The Rohingya are a Muslim majority people who have been forced to flee to the border of Bangladesh — approximately 700,000 people (90% of Rohingya in Rakhine State, Burma/Myanmar) have left their homes due to the recent conflict. Many of these people are only able to carry what they have on them at the time. Though this conflict is long-standing, the most recent one was spurred off by ARSA (Arakan Rohingya Salvation Army), a militant Rohingya group, and their attacks on police and military personnel. The government responded in kind with overwhelming force, using rape as a weapon, killing thousands of children under the age of five, torture, burning the faces off of bodies so that families could not identify them — just to name a few of the war crimes committed against civilians.

The Burmese government sold the offensive to the international community as a fight against Islamic extremism, though few major players bought into that idea. There were too many documented reports from a whole myriad of sources getting information off the ground that directly contradicted this.

What’s more is that the Burmese government has now began to shift their push to the Kachin people, and some estimates say that over 90% of them are Christian. Of course, the state-run media outlets and military officials (who have very separate control from the elected government) have their own, new narratives. They are saying that the Kachin Independence Organisation has nulled their treaty as they continuously refuse to assimilate into Burmese control, and instead of further negotiations, the Burma Army began yet another violent offensive. They will likely not try to convince anyone of Christian extremists, as the international community would probably not buy it as some bought the Muslim extremist angle.

Why did the Rohingya get so much more media coverage than the Kachin?

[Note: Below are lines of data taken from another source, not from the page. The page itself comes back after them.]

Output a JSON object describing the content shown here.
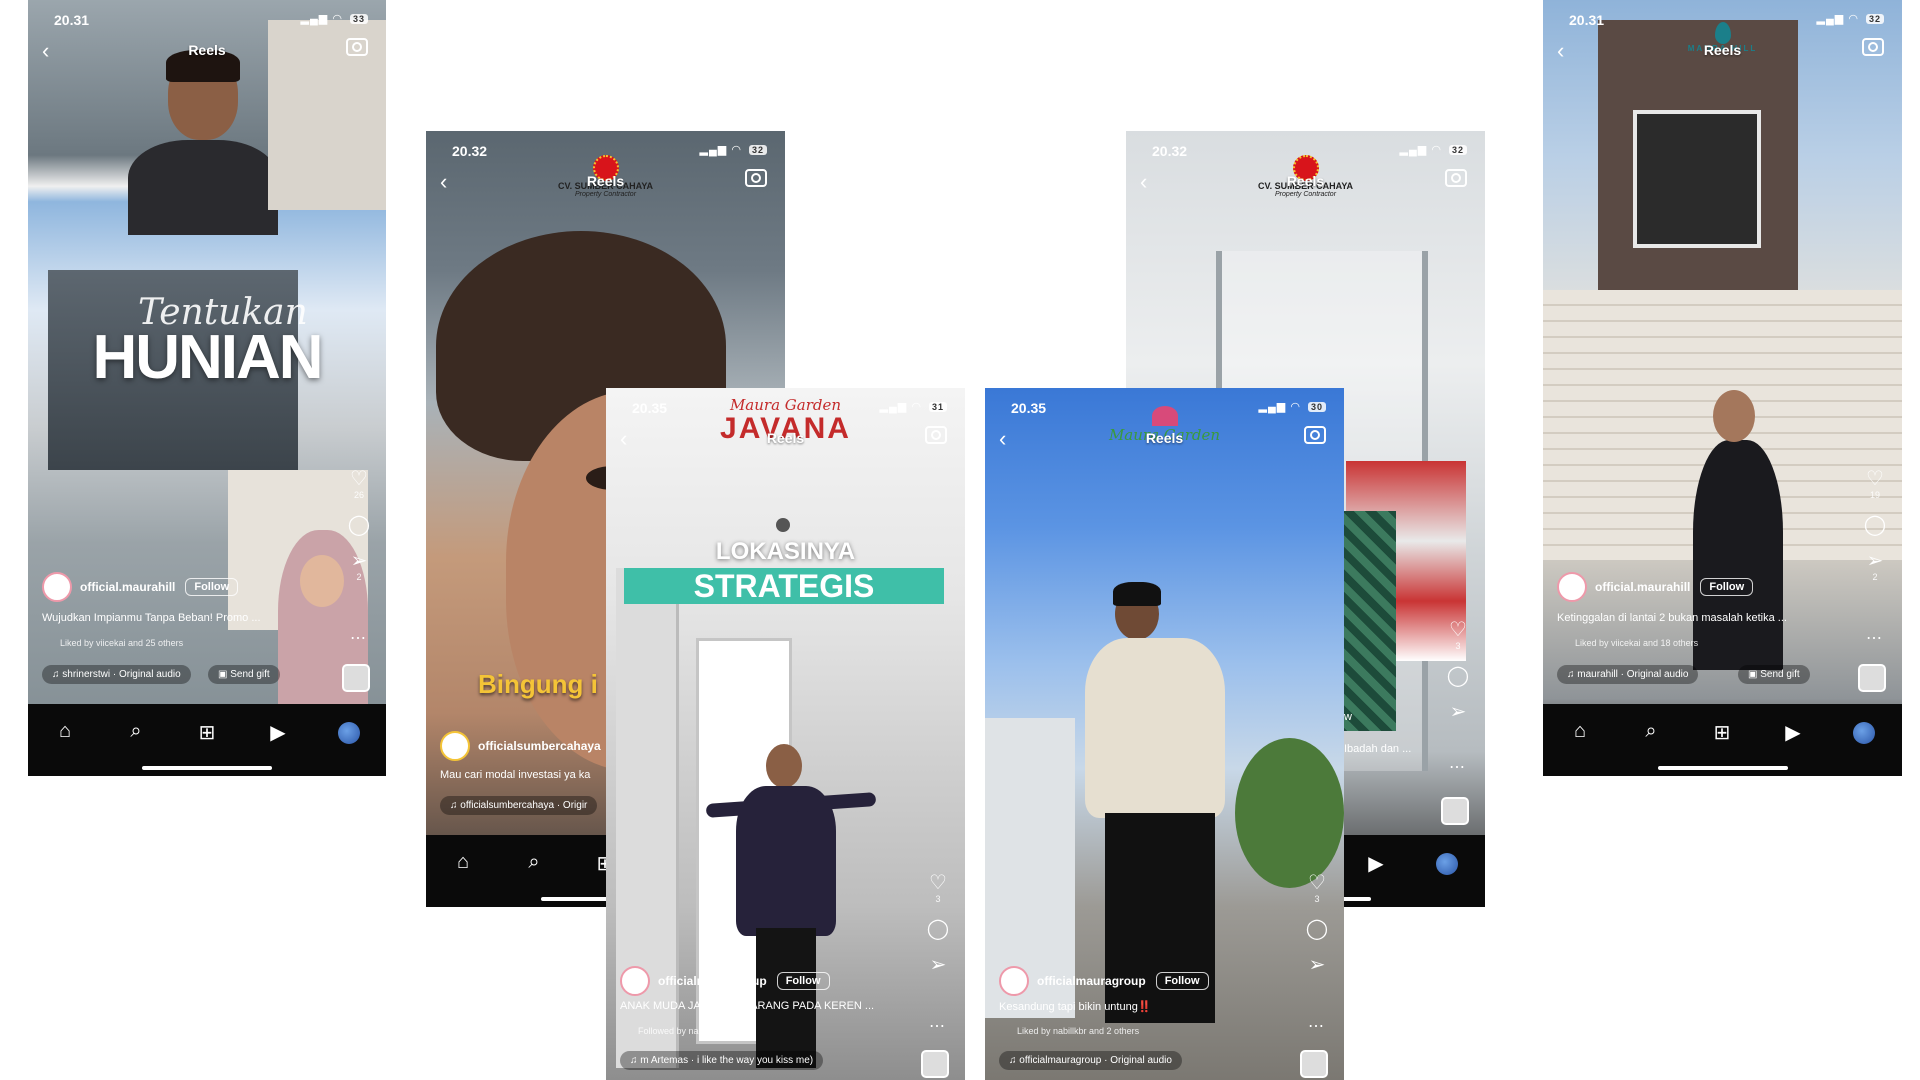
{
  "common": {
    "reels_title": "Reels",
    "send_gift": "Send gift",
    "follow": "Follow",
    "back_glyph": "‹",
    "more_glyph": "⋯",
    "heart_glyph": "♡",
    "comment_glyph": "◯",
    "send_glyph": "➢",
    "note_glyph": "♫",
    "gift_glyph": "▣"
  },
  "phones": [
    {
      "id": "phone1",
      "time": "20.31",
      "battery": "33",
      "overlay_title_script": "Tentukan",
      "overlay_title": "HUNIAN",
      "username": "official.maurahill",
      "caption": "Wujudkan Impianmu Tanpa Beban! Promo ...",
      "liked_by": "Liked by viicekai and 25 others",
      "audio": "shrinerstwi · Original audio",
      "likes": "26",
      "shares": "2"
    },
    {
      "id": "phone2",
      "time": "20.32",
      "battery": "32",
      "brand_logo": "CV. SUMBER CAHAYA",
      "brand_sub": "Property Contractor",
      "overlay_text": "Bingung i",
      "username": "officialsumbercahaya",
      "caption": "Mau cari modal investasi ya ka",
      "audio": "officialsumbercahaya · Origir"
    },
    {
      "id": "phone3",
      "time": "20.35",
      "battery": "31",
      "brand_logo_script": "Maura Garden",
      "brand_logo": "JAVANA",
      "overlay_line1": "LOKASINYA",
      "overlay_line2": "STRATEGIS",
      "username": "officialmauragroup",
      "caption": "ANAK MUDA JAMAN SEKARANG PADA KEREN ...",
      "followed_by": "Followed by nabillkbr",
      "audio": "m Artemas · i like the way you kiss me)",
      "likes": "3"
    },
    {
      "id": "phone4",
      "time": "20.35",
      "battery": "30",
      "brand_logo_script": "Maura Garden",
      "username": "officialmauragroup",
      "caption": "Kesandung tapi bikin untung‼️",
      "liked_by": "Liked by nabillkbr and 2 others",
      "audio": "officialmauragroup · Original audio",
      "likes": "3"
    },
    {
      "id": "phone5",
      "time": "20.32",
      "battery": "32",
      "brand_logo": "CV. SUMBER CAHAYA",
      "brand_sub": "Property Contractor",
      "caption_partial": "Ibadah dan ...",
      "likes": "3",
      "side_text": "w"
    },
    {
      "id": "phone6",
      "time": "20.31",
      "battery": "32",
      "brand_logo": "MAURA HILL",
      "username": "official.maurahill",
      "caption": "Ketinggalan di lantai 2 bukan masalah ketika ...",
      "liked_by": "Liked by viicekai and 18 others",
      "audio": "maurahill · Original audio",
      "likes": "19",
      "shares": "2"
    }
  ],
  "nav": {
    "home_glyph": "⌂",
    "search_glyph": "⌕",
    "add_glyph": "⊞",
    "reels_glyph": "▶",
    "signal_glyph": "▂▄▆",
    "wifi_glyph": "◠"
  }
}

The Rohingya got more international attention simply because of the sheer numbers of people involved. While thousands upon thousands of displaced Kachin might make international news if it happened independently, the fact that it happened after hundreds of thousands of Rohingya were displaced sort of makes it less impactful in the headlines.

The Rohingya are also not considered Burmese by the Burmese government, despite the fact that they have been there for generations and even held seats in parliament. Still, the Kachin are considered to be under the Burma government’s purview, though they view their land as their own. This changes the dynamic of the conflict and makes it feel as if the Kachin is just another long-standing conflict between internal powers, and therefore nothing new.

Regardless, the Kachin say that an eighth of their entire population has already been displaced due to the recent violence.

Why does the Burmese government keep attacking these ethnic groups?